::: Excerpted data

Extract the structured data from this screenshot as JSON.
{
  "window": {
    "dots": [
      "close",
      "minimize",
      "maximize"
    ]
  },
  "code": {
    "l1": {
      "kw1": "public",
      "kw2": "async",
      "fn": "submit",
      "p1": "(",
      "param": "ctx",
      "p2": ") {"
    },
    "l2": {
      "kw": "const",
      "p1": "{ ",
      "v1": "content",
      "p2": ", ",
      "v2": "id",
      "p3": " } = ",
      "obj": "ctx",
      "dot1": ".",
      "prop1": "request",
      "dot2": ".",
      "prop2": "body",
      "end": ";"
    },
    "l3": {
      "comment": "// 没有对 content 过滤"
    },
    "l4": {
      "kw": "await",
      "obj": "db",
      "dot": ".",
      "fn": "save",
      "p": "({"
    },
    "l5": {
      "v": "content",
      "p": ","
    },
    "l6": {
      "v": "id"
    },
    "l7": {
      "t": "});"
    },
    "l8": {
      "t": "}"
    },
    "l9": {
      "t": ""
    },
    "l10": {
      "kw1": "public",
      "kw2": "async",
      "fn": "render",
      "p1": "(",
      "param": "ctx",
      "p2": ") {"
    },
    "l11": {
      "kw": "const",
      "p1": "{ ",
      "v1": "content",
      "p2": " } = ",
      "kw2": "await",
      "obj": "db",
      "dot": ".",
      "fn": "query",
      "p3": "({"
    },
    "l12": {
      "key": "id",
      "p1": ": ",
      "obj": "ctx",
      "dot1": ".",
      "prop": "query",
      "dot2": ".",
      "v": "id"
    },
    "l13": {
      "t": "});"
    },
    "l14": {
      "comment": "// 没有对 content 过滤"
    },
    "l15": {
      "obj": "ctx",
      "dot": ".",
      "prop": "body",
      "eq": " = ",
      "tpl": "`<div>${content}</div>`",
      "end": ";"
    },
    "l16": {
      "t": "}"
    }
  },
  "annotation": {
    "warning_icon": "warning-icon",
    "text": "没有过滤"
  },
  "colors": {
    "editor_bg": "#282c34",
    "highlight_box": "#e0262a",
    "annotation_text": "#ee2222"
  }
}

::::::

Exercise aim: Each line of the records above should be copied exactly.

The completed task:
Extract the structured data from this screenshot as JSON.
{
  "window": {
    "dots": [
      "close",
      "minimize",
      "maximize"
    ]
  },
  "code": {
    "l1": {
      "kw1": "public",
      "kw2": "async",
      "fn": "submit",
      "p1": "(",
      "param": "ctx",
      "p2": ") {"
    },
    "l2": {
      "kw": "const",
      "p1": "{ ",
      "v1": "content",
      "p2": ", ",
      "v2": "id",
      "p3": " } = ",
      "obj": "ctx",
      "dot1": ".",
      "prop1": "request",
      "dot2": ".",
      "prop2": "body",
      "end": ";"
    },
    "l3": {
      "comment": "// 没有对 content 过滤"
    },
    "l4": {
      "kw": "await",
      "obj": "db",
      "dot": ".",
      "fn": "save",
      "p": "({"
    },
    "l5": {
      "v": "content",
      "p": ","
    },
    "l6": {
      "v": "id"
    },
    "l7": {
      "t": "});"
    },
    "l8": {
      "t": "}"
    },
    "l9": {
      "t": ""
    },
    "l10": {
      "kw1": "public",
      "kw2": "async",
      "fn": "render",
      "p1": "(",
      "param": "ctx",
      "p2": ") {"
    },
    "l11": {
      "kw": "const",
      "p1": "{ ",
      "v1": "content",
      "p2": " } = ",
      "kw2": "await",
      "obj": "db",
      "dot": ".",
      "fn": "query",
      "p3": "({"
    },
    "l12": {
      "key": "id",
      "p1": ": ",
      "obj": "ctx",
      "dot1": ".",
      "prop": "query",
      "dot2": ".",
      "v": "id"
    },
    "l13": {
      "t": "});"
    },
    "l14": {
      "comment": "// 没有对 content 过滤"
    },
    "l15": {
      "obj": "ctx",
      "dot": ".",
      "prop": "body",
      "eq": " = ",
      "tpl": "`<div>${content}</div>`",
      "end": ";"
    },
    "l16": {
      "t": "}"
    }
  },
  "annotation": {
    "warning_icon": "warning-icon",
    "text": "没有过滤"
  },
  "colors": {
    "editor_bg": "#282c34",
    "highlight_box": "#e0262a",
    "annotation_text": "#ee2222"
  }
}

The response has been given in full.